USDA is taking this latest action due to the devastating effect of PEDV on swine health since it was first confirmed in the country last year, even though it is not a reportable disease under international standards.
Vilsack says that USDA has been working closely with the pork industry, as well as the state and federal partners to help solve this problem. "Together, we have established testing protocols, sequenced the virus and are investigating how the virus is transmitted," he says, adding that these actions "will help identify gaps in biosecurity and help us as we work together to stop the spread of these diseases and the damage caused to producers, industry and ultimately consumers."
In addition to requiring reporting of the PEDV and Swine Delta Coronavirus, the agency will also require tracking movements of pigs, vehicles, and other equipment leaving affected premises; however, movements would still be allowed. USDA is also working with industry partners to increase assistance to producers who have experienced PEDV outbreaks in other critical areas such as disease surveillance, herd monitoring and epidemiological and technical support.
As part of USDA's coordinated response, the agency's Farm Loan Programs division is working with producers to provide credit options, including restructuring loans, similar to how the Farm Service Agency successfully worked with livestock producers affected by the blizzard in South Dakota.
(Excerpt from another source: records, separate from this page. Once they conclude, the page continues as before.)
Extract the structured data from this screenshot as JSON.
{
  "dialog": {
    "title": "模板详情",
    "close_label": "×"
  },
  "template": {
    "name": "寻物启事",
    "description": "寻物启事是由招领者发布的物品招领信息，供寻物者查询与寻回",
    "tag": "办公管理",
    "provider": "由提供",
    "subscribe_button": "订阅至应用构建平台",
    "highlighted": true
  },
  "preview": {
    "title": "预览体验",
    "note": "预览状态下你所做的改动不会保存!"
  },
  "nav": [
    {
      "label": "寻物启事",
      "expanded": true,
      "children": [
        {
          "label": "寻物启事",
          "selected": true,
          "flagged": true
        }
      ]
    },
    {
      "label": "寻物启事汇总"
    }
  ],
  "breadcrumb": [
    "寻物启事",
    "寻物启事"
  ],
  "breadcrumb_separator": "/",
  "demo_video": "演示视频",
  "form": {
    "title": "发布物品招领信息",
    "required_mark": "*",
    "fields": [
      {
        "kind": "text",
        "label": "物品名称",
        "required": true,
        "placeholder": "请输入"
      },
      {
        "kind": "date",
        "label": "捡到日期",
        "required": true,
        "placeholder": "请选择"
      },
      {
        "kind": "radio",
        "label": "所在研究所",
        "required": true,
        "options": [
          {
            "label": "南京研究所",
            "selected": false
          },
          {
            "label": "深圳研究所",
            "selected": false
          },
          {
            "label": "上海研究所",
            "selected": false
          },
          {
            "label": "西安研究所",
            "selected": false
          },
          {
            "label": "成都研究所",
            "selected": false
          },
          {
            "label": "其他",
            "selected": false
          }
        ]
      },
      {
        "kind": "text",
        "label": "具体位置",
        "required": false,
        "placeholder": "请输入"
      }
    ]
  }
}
In the case of guaranteed loans, USDA is encouraging guaranteed lenders to use all the flexibility available under existing guarantees, and to use new guarantees where appropriate to continue financing their regular customers.
USDA is already providing assistance to researchers looking into this disease, with the Agricultural Research Service (ARS) working with the National Animal Disease Center in Ames, Iowa to make models of the disease transmission and testing feedstuffs. This modeling work is contributing to some experimental vaccines to treat animals. ARS also has a representative serving as a member of the Swine Health Board. USDA also provides competitive grant funding through the Agriculture and Food Research Initiative program and anticipates some applications on PEDV research will be submitted soon. In addition, USDA provides formula funds to states and universities through the Hatch Act and National Animal Health Disease Section 1433 for research activities surrounding this disease.
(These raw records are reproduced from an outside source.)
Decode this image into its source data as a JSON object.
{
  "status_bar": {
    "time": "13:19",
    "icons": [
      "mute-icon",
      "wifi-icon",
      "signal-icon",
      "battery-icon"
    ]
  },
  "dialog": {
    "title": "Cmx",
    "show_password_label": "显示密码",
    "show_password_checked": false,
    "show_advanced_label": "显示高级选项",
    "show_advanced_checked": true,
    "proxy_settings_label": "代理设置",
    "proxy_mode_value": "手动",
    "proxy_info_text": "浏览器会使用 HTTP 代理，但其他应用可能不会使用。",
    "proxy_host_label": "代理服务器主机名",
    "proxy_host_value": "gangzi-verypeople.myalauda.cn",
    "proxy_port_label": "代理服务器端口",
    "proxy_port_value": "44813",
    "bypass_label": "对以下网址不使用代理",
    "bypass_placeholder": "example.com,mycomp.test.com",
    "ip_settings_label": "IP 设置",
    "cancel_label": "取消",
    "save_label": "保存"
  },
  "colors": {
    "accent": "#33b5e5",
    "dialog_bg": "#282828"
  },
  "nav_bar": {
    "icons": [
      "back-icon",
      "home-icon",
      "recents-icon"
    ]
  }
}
In conjunction with the pork industry, state and federal partners, USDA is working to develop appropriate responses to the PEDV and Swine Delta Coronavirus. Check out the question-and-answer sheet about new reporting requirements from USDA's Animal and Plant Health Inspection Service.
USDA has also created a document that offers a look at the agency's actions to date.